This is a Sponsored post written by me on behalf of The Orkin Ecologist for SocialSpark. All opinions are 100% mine.
If you have a science fan in your house, then this post is for you! Orkin, yes, the pest control company, created The Orkin Ecologist, a site that celebrate science and uniqueness of bugs. My 12 year old and 6 year old and I sat down to check out the site and the first thing that popped up was the Goliath Bird-Eating Spider. Talk about gnarly! This is one HUGE spider that is 11 inches long and has 1″ fangs. My kids were enthralled. My son kept asking question after question as we read through the information on this spider. Luckily every question he asked (does it really eat birds, can it hurt humans, etc) was answered. From there we just kept going page to page learning new things about insects.
The site inspired us to do a little bug hunting on our next camping trip, but first we needed a bug investigation kit. I picked up some plastic spiders from the Dollar Store, some green spray paint and E-6000 glue. I also grabbed a recycled peanut butter jar and we put together this fun bug catcher. You’ll also want to pick up a magnify glass and some sort of notebook to record your findings so that you can look them up later on The Orkin Ecologist.

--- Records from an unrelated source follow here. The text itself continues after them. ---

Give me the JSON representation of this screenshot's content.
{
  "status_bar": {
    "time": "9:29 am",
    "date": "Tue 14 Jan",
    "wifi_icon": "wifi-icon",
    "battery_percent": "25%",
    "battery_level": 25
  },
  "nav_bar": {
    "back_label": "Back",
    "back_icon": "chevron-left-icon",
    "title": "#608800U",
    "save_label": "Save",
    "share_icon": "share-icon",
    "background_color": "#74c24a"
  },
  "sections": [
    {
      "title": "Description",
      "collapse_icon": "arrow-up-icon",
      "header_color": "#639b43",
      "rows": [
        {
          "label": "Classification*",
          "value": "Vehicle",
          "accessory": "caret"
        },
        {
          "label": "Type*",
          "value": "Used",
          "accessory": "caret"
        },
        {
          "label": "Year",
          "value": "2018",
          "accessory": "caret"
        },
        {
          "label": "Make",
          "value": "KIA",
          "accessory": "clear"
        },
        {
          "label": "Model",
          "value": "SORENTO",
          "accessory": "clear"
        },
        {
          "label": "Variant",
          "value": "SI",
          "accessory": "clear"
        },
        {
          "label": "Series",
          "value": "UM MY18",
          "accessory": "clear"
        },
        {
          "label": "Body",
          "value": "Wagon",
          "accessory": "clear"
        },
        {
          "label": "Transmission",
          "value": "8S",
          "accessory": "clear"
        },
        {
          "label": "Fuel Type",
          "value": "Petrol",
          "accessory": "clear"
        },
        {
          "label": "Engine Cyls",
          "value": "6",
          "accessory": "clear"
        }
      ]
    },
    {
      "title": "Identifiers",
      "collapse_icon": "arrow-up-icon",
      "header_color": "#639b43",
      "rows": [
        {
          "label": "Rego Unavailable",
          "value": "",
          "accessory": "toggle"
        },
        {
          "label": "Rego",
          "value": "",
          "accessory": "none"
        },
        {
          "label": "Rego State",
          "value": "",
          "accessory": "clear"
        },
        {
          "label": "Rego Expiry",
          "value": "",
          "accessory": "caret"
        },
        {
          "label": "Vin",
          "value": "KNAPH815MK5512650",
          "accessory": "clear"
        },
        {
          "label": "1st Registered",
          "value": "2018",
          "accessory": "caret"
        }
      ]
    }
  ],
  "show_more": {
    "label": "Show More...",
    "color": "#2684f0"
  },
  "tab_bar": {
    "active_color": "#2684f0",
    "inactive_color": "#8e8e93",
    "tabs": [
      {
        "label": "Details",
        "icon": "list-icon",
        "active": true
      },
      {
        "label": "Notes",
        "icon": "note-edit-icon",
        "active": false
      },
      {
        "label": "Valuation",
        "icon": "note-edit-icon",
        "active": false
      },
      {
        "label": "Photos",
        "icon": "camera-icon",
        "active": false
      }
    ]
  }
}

Your first step is to spray both the spider and the lid of the peanut butter jar with the spray paint. Set it aside to dry.
While that is drying, clean out any peanut butter left in the jar. Why use a peanut butter jar? Once clean it is clear and since it is plastic there is no worries of breaking glass when the kids are running around.

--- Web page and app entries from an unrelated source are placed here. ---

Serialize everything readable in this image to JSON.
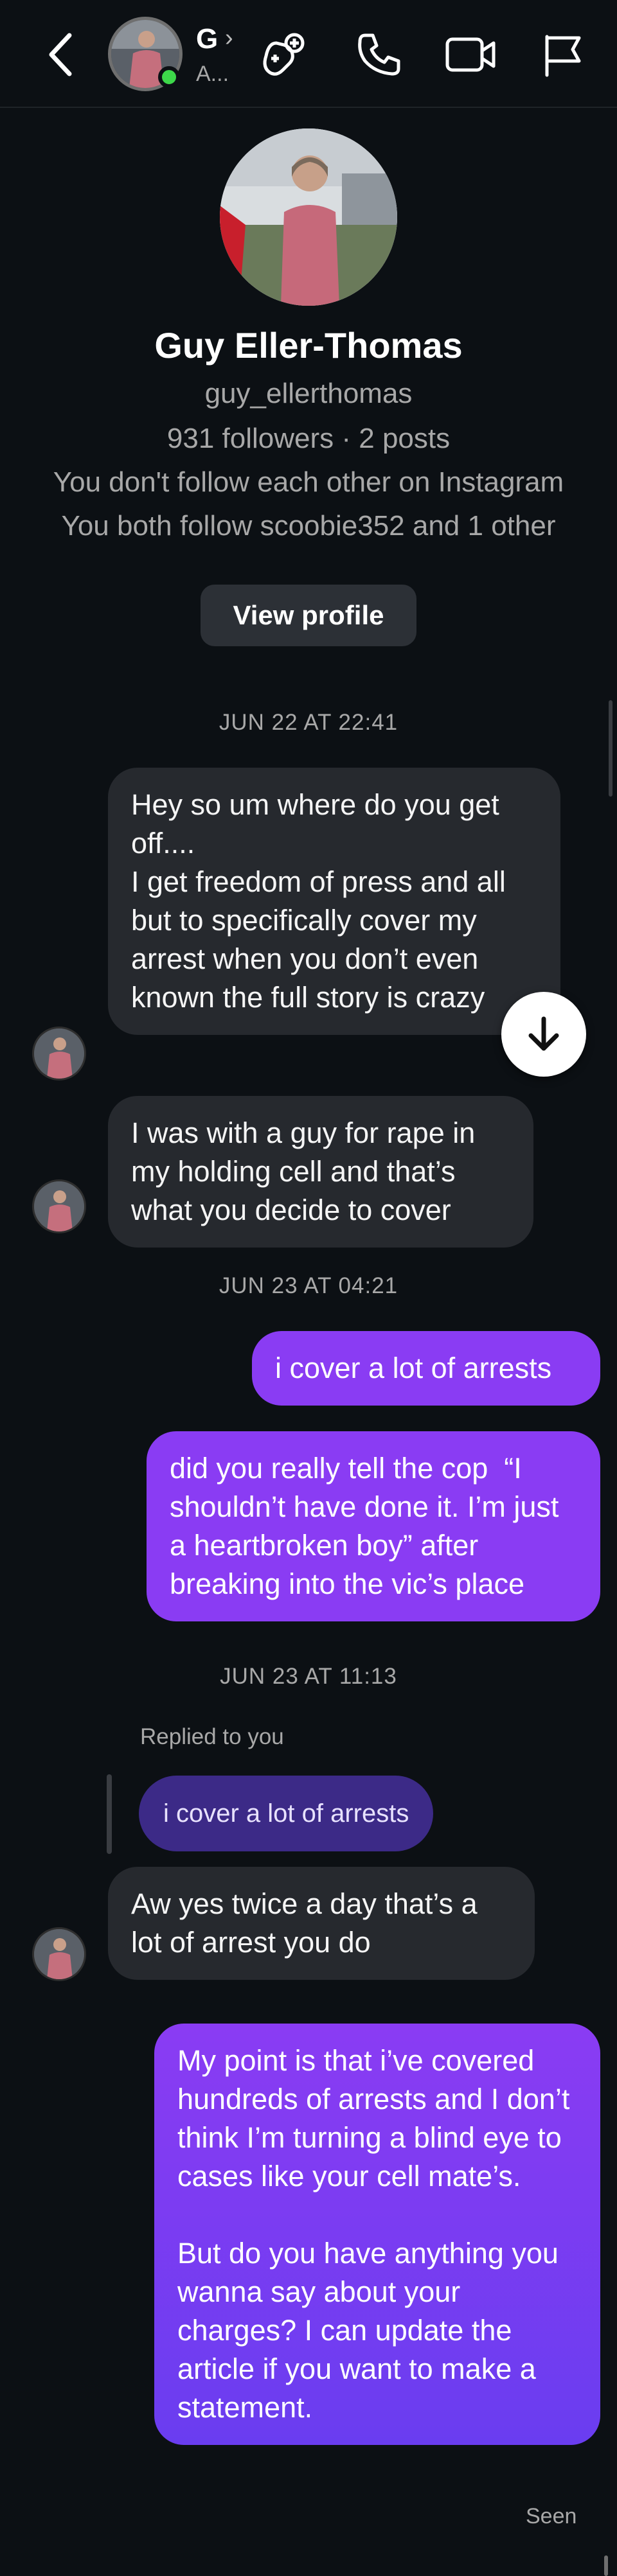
{
  "header": {
    "name_initial": "G",
    "status": "A...",
    "icons": [
      "back-arrow-icon",
      "games-icon",
      "phone-icon",
      "video-call-icon",
      "flag-icon"
    ]
  },
  "profile": {
    "name": "Guy Eller-Thomas",
    "username": "guy_ellerthomas",
    "stats": "931 followers · 2 posts",
    "follow_status": "You don't follow each other on Instagram",
    "mutuals": "You both follow scoobie352 and 1 other",
    "view_profile_label": "View profile"
  },
  "messages": {
    "ts1": "JUN 22 AT 22:41",
    "m1": "Hey so um where do you get off....\nI get freedom of press and all but to specifically cover my arrest when you don’t even known the full story is crazy",
    "m2": "I was with a guy for rape in my holding cell and that’s what you decide to cover",
    "ts2": "JUN 23 AT 04:21",
    "m3": "i cover a lot of arrests",
    "m4": "did you really tell the cop  “I shouldn’t have done it. I’m just a heartbroken boy” after breaking into the vic’s place",
    "ts3": "JUN 23 AT 11:13",
    "replied_label": "Replied to you",
    "reply_quote": "i cover a lot of arrests",
    "m5": "Aw yes twice a day that’s a lot of arrest you do",
    "m6": "My point is that i’ve covered hundreds of arrests and I don’t think I’m turning a blind eye to cases like your cell mate’s.\n\nBut do you have anything you wanna say about your charges? I can update the article if you want to make a statement.",
    "seen": "Seen"
  },
  "colors": {
    "background": "#0c1014",
    "incoming_bubble": "#26292e",
    "outgoing_bubble": "#8a3cf3",
    "reply_quote_bubble": "#3c2a87",
    "online_dot": "#3dd84a"
  }
}
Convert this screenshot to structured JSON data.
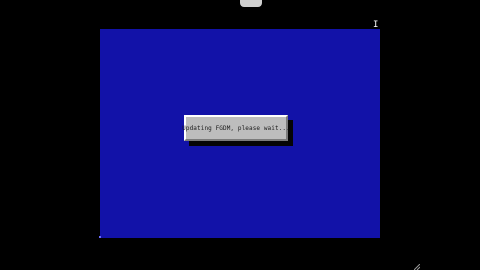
{
  "dialog": {
    "message": "Updating FGDM, please wait..."
  },
  "cursor": {
    "icon": "text-cursor-icon",
    "glyph": "I"
  },
  "colors": {
    "desktop": "#000000",
    "screen": "#1212a8",
    "dialog": "#bdbdbd",
    "dialog_text": "#1a1a1a"
  }
}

Once the paint is dry, glue the spider to the top of the lid and set aside to dry.
If you plan to keep your bugs in your container for any length of time, you’ll also want to poke some holes along the top of the jar to allow for air flow.
Now that you have your cool bug jar, hunt around your backyard for insects to observe. We found a Daddy Long Legs in addition to a bunch of other spiders, flies, a mosquito and some ants.

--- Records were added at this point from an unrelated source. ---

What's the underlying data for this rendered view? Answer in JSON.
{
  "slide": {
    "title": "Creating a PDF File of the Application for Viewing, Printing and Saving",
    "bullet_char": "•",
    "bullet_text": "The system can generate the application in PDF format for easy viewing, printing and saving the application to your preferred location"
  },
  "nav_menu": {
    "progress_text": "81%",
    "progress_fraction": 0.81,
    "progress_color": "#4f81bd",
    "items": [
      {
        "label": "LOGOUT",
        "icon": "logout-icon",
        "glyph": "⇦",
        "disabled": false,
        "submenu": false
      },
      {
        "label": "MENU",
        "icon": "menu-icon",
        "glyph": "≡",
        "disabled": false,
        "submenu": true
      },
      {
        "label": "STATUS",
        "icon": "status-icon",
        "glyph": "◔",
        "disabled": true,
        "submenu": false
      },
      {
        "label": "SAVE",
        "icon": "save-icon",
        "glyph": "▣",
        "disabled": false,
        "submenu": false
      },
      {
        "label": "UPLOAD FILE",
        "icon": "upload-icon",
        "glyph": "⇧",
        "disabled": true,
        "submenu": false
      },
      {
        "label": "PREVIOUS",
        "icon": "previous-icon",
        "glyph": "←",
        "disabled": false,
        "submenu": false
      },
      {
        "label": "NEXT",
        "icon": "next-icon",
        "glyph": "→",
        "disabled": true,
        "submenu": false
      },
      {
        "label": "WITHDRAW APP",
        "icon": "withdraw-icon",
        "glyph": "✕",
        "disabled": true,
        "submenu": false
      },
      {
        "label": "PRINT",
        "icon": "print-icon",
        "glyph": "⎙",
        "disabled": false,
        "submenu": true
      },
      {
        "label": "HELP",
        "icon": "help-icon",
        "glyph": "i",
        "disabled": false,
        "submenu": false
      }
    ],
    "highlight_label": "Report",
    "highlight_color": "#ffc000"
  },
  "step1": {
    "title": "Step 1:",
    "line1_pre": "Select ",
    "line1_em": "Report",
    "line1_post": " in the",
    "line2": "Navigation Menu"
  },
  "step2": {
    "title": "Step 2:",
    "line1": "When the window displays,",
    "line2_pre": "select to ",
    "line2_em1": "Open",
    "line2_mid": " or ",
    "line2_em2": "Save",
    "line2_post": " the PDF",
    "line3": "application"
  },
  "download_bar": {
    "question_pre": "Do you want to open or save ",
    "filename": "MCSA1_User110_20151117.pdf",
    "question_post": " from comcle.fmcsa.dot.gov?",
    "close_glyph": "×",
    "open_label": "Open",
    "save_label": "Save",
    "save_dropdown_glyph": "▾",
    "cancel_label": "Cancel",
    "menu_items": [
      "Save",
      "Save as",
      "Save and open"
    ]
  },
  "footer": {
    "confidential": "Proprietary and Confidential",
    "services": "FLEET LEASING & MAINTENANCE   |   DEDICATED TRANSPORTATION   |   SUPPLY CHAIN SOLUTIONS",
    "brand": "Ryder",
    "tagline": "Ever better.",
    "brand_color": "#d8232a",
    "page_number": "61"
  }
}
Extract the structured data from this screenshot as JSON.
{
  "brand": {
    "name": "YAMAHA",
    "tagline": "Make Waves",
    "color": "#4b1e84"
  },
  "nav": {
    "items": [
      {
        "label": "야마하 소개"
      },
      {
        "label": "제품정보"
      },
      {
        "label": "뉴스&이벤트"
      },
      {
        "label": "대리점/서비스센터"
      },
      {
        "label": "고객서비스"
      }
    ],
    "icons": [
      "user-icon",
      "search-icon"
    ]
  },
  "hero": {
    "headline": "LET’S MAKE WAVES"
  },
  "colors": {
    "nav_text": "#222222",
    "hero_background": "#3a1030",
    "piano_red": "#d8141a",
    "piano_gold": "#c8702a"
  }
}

My son would draw a picture of the insect and I would write my children’s observations about the bug. And if we didn’t know the name of a bug was that we found (like the black and white caterpillars that we know cause rashes by leaving their hairs embedded in your skin) we were able to later look it up on the computer based on our observations! The magnify glass helped get really up close and personal with the creepy little buggers!
The Orkin Ecologist site is a fantastic educational resource for both novice and experienced science lovers! I definitely recommend you checking it out with your kids. If you do visit, don’t forget to come back here and tell me what you thought! I would love to hear if your kids loved it as much as mine.
Add this Bug Jar to a DIY Bug Hunting Kit for a fun gift idea: